>> Violet Evergarden

Finished season 1 of the television series

No letter that could be sent deserves to be undelivered

Violet Evergarden (Season 1) is an Japanese animated television series where an emotionally stunted ex-child soldier becomes a ghostwriter (known as Auto Memory Dolls) after the war to understand the last words of her superior officer and guardian who sacrificed his life to save her: I love you. Those last words does not matter literally but rather optimally conveys to Violet that somebody cares and wants her to be have a future. Whatever form of love they might have had, Violet did love and care for somebody thus understanding the meaning of those words is coming to terms with her own feelings and how important those are. The show has a good premise of understanding people's feelings through the letters they write which is charming and sentimental. With 13 episodes, the series explores Violet's growth and journey through her clients and friends in an emotionally resonant manner.

>> Notes and Thoughts

Now as much as I like the series and its idea, I cannot fully recommend this show because of its execution although this is still good and emotional. Primarily, if the series is about conveying the subtleties of feelings, the show lacks that quality to engage the viewers with its subtleties. Characters/clients frequently say exactly what they mean removing any mystery, tension or possible failure. Violet explicitly stating contradictions where she could have been taught to remain silent and take note of the circumstances. Flashbacks are used too much where moments of silence or stillness would be better. The broken doll analogy is on the nose considering her job title, clothing style, robotic arms and lack of emotion. Her introductions along with that seems excessive as well. Perhaps I expected too much but it certainly felt that the stories could be better expressed and engaging without compromising its tone and feel.

The premise of understanding those last words while intriguing is slightly problematic as a setup and how it was handled. At face value, those words are typically interpreted as romantic which is questionable between an older man and teenager and more importantly becomes an unnecessary hurdle or discussion. While the series show it is nuanced, it could have been better handled or framed such as quickly offering different interpretations initially then exploring it further. Since Violet can learn quickly, I am bothered it was not shown her intensely researching or thinking about it then eventually being conflicted which would provide more insight and character. Regardless how the relationship may seem dependent, more scenes are needed from her guardian as well as showing them chronologically closer to provide better clarity and context to avoid misinterpretation.

Her mature doll-like appearance is also questionable considering she is around 14 years old at near the start of the series. While this world's rules about age and marriage might be contextually different, perhaps a different model and design in particular her face and height would show her slowly maturing age better without undermining her profession. My sense of fashion for her would be pants, long shirt, a vest, a beret and add frills or the appropriate mid-upper class traveling working girl fashion. Showing or framing her as introspective instead of beautiful would help and besides she is not romantically available yet.

One minor point with those last words is that perhaps the client stories and letters should incorporate those words as well. It is established that Violet may not be able to use those words, but perhaps the act of writing and including it on behalf of the client can be meaningful.
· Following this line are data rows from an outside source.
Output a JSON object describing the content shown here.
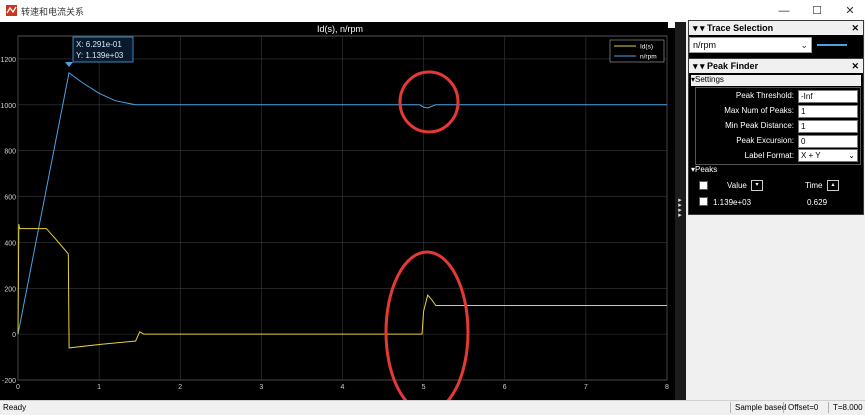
{
  "window": {
    "title": "转速和电流关系",
    "minimize": "—",
    "maximize": "☐",
    "close": "✕"
  },
  "plot": {
    "title": "Id(s), n/rpm",
    "legend": [
      "Id(s)",
      "n/rpm"
    ],
    "datatip": {
      "x": "X: 6.291e-01",
      "y": "Y: 1.139e+03"
    }
  },
  "chart_data": {
    "type": "line",
    "title": "Id(s), n/rpm",
    "xlabel": "",
    "ylabel": "",
    "xlim": [
      0,
      8
    ],
    "ylim": [
      -200,
      1300
    ],
    "xticks": [
      "0",
      "1",
      "2",
      "3",
      "4",
      "5",
      "6",
      "7",
      "8"
    ],
    "yticks": [
      "-200",
      "0",
      "200",
      "400",
      "600",
      "800",
      "1000",
      "1200"
    ],
    "grid": true,
    "legend_position": "top-right",
    "series": [
      {
        "name": "n/rpm",
        "color": "#4aa3e6",
        "x": [
          0,
          0.6291,
          0.8,
          1.0,
          1.2,
          1.45,
          2,
          3,
          4,
          4.95,
          5.0,
          5.05,
          5.15,
          6,
          7,
          8
        ],
        "y": [
          0,
          1139,
          1095,
          1050,
          1018,
          1000,
          1000,
          1000,
          1000,
          1000,
          990,
          986,
          1000,
          1000,
          1000,
          1000
        ]
      },
      {
        "name": "Id(s)",
        "color": "#e6d23a",
        "x": [
          0,
          0.01,
          0.02,
          0.35,
          0.5,
          0.62,
          0.63,
          1.0,
          1.45,
          1.5,
          1.55,
          1.6,
          2,
          3,
          4,
          4.98,
          5.0,
          5.05,
          5.1,
          5.15,
          5.2,
          6,
          7,
          8
        ],
        "y": [
          0,
          480,
          460,
          460,
          400,
          350,
          -60,
          -45,
          -30,
          10,
          0,
          0,
          0,
          0,
          0,
          0,
          100,
          170,
          150,
          125,
          125,
          125,
          125,
          125
        ]
      }
    ]
  },
  "trace_selection": {
    "title": "Trace Selection",
    "selected": "n/rpm",
    "close": "✕"
  },
  "peak_finder": {
    "title": "Peak Finder",
    "close": "✕",
    "settings_label": "Settings",
    "settings": [
      {
        "label": "Peak Threshold:",
        "value": "-Inf"
      },
      {
        "label": "Max Num of Peaks:",
        "value": "1"
      },
      {
        "label": "Min Peak Distance:",
        "value": "1"
      },
      {
        "label": "Peak Excursion:",
        "value": "0"
      },
      {
        "label": "Label Format:",
        "value": "X + Y"
      }
    ],
    "peaks_label": "Peaks",
    "columns": {
      "value": "Value",
      "time": "Time"
    },
    "rows": [
      {
        "value": "1.139e+03",
        "time": "0.629"
      }
    ]
  },
  "status": {
    "ready": "Ready",
    "sample": "Sample based",
    "offset": "Offset=0",
    "time": "T=8.000"
  }
}
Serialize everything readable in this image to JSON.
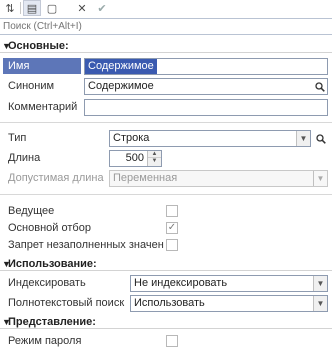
{
  "toolbar": {
    "buttons": [
      {
        "icon": "sort-icon",
        "glyph": "⇅"
      },
      {
        "icon": "categories-icon",
        "glyph": "▤"
      },
      {
        "icon": "document-icon",
        "glyph": "▢"
      },
      {
        "icon": "close-icon",
        "glyph": "✕"
      },
      {
        "icon": "check-icon",
        "glyph": "✔"
      }
    ]
  },
  "search": {
    "placeholder": "Поиск (Ctrl+Alt+I)"
  },
  "sections": {
    "main": "Основные:",
    "usage": "Использование:",
    "presentation": "Представление:"
  },
  "fields": {
    "name": {
      "label": "Имя",
      "value": "Содержимое"
    },
    "synonym": {
      "label": "Синоним",
      "value": "Содержимое"
    },
    "comment": {
      "label": "Комментарий",
      "value": ""
    },
    "type": {
      "label": "Тип",
      "value": "Строка"
    },
    "length": {
      "label": "Длина",
      "value": "500"
    },
    "allowed_length": {
      "label": "Допустимая длина",
      "value": "Переменная"
    },
    "leading": {
      "label": "Ведущее",
      "checked": false
    },
    "main_filter": {
      "label": "Основной отбор",
      "checked": true
    },
    "forbid_empty": {
      "label": "Запрет незаполненных значен",
      "checked": false
    },
    "indexing": {
      "label": "Индексировать",
      "value": "Не индексировать"
    },
    "fulltext": {
      "label": "Полнотекстовый поиск",
      "value": "Использовать"
    },
    "password_mode": {
      "label": "Режим пароля",
      "checked": false
    }
  }
}
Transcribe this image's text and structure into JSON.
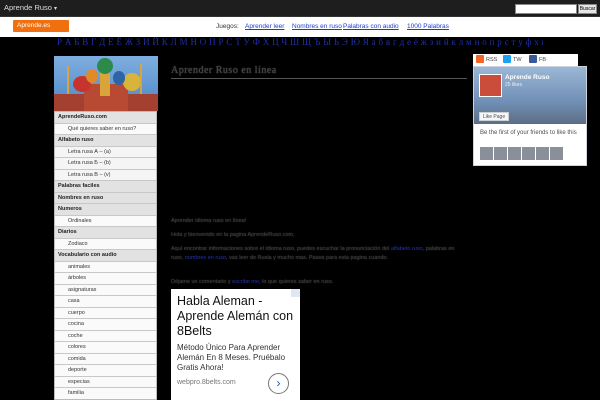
{
  "topbar": {
    "brand": "Aprende Ruso",
    "caret": "▾",
    "search_button": "Buscar"
  },
  "nav": {
    "logo_label": "Aprende.es",
    "games_label": "Juegos:",
    "games": [
      "Aprender leer",
      "Nombres en ruso",
      "Palabras con audio",
      "1000 Palabras"
    ]
  },
  "marquee": "Р А Б В Г Д Е Ё Ж З И Й К Л М Н О П Р С Т У Ф Х Ц Ч Ш Щ Ъ Ы Ь Э Ю Я а б в г д е ё ж з и й к л м н о п р с т у ф х ц ч ш щ ъ ы ь э ю я",
  "sidebar": {
    "items": [
      {
        "label": "AprendeRuso.com",
        "level": "top"
      },
      {
        "label": "Qué quieres saber en ruso?",
        "level": "sub"
      },
      {
        "label": "Alfabeto ruso",
        "level": "top"
      },
      {
        "label": "Letra rusa А – (a)",
        "level": "sub"
      },
      {
        "label": "Letra rusa Б – (b)",
        "level": "sub"
      },
      {
        "label": "Letra rusa В – (v)",
        "level": "sub"
      },
      {
        "label": "Palabras faciles",
        "level": "top"
      },
      {
        "label": "Nombres en ruso",
        "level": "top"
      },
      {
        "label": "Numeros",
        "level": "top"
      },
      {
        "label": "Ordinales",
        "level": "sub"
      },
      {
        "label": "Diarios",
        "level": "top"
      },
      {
        "label": "Zodiaco",
        "level": "sub"
      },
      {
        "label": "Vocabulario con audio",
        "level": "top"
      },
      {
        "label": "animales",
        "level": "sub"
      },
      {
        "label": "árboles",
        "level": "sub"
      },
      {
        "label": "asignaturas",
        "level": "sub"
      },
      {
        "label": "casa",
        "level": "sub"
      },
      {
        "label": "cuerpo",
        "level": "sub"
      },
      {
        "label": "cocina",
        "level": "sub"
      },
      {
        "label": "coche",
        "level": "sub"
      },
      {
        "label": "colores",
        "level": "sub"
      },
      {
        "label": "comida",
        "level": "sub"
      },
      {
        "label": "deporte",
        "level": "sub"
      },
      {
        "label": "especias",
        "level": "sub"
      },
      {
        "label": "familia",
        "level": "sub"
      },
      {
        "label": "flores",
        "level": "sub"
      }
    ]
  },
  "main": {
    "title": "Aprender Ruso en línea",
    "para1": "Aprender idioma ruso en línea!",
    "para2": "Hola y bienvenido en la pagina AprendeRuso.com,",
    "para3_a": "Aquí encontrar informaciones sobre el idioma ruso, puedes escuchar la pronunciación del ",
    "para3_link1": "alfabeto ruso",
    "para3_b": ", palabras en ruso, ",
    "para3_link2": "nombres en ruso",
    "para3_c": ", vas leer de Rusia y mucho mas. Pasea para esta pagina cuando.",
    "para4_a": "Déjame un comentario y ",
    "para4_link": "escribe me",
    "para4_b": ", lo que quieres saber en ruso."
  },
  "ad": {
    "title": "Habla Aleman - Aprende Alemán con 8Belts",
    "desc": "Método Único Para Aprender Alemán En 8 Meses. Pruébalo Gratis Ahora!",
    "url": "webpro.8belts.com",
    "arrow": "›"
  },
  "social": {
    "items": [
      {
        "label": "RSS",
        "color": "#f26522"
      },
      {
        "label": "TW",
        "color": "#1da1f2"
      },
      {
        "label": "FB",
        "color": "#3b5998"
      }
    ]
  },
  "fb_widget": {
    "name": "Aprende Ruso",
    "likes": "25 likes",
    "like_button": "Like Page",
    "friends_text": "Be the first of your friends to like this"
  }
}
As it stands, the different forms of love displayed by the clients may seem unrelated. Not truly an issue but would be a nice incorporation.

A world building issue is what makes a ghostwriter good in this universe specially how Violet can ever became competent given her mechanical mindset and lack of emotion. Although a bad ghostwriter was shown through her coworker, perhaps showing a competition between two good ghostwriters could highlight its nuances and technicalities without ruining the tone. While it may be considered part of the premise, it felt a part of her key progression or growth was rushed or waved away where a montage or time skip could address.

While it is acceptable Violet herself lacks emotion, I do not buy the lack of emotion for a lack of a strong personality. The fact that episodes are narrated or described by other characters do not help and somehow seem to require Violet to always make an impression may be detrimental. Perhaps showing how her military and ghostwriting experience allowed her to resolve an personal issue without violence would give her color and depth. Maybe using her namesake to build interest in flowers or gardening would be something. Either way, I sympathize with her but the series did not giver her flavor.

While I do have smaller issues, these overall do not ruin a good show but it does pull it down from being recommended. I still like the post-war setting, reintegration of an ex-soldier, romanticizing letter writing, and the cathartic ending but the optimal words should have been what the series started with.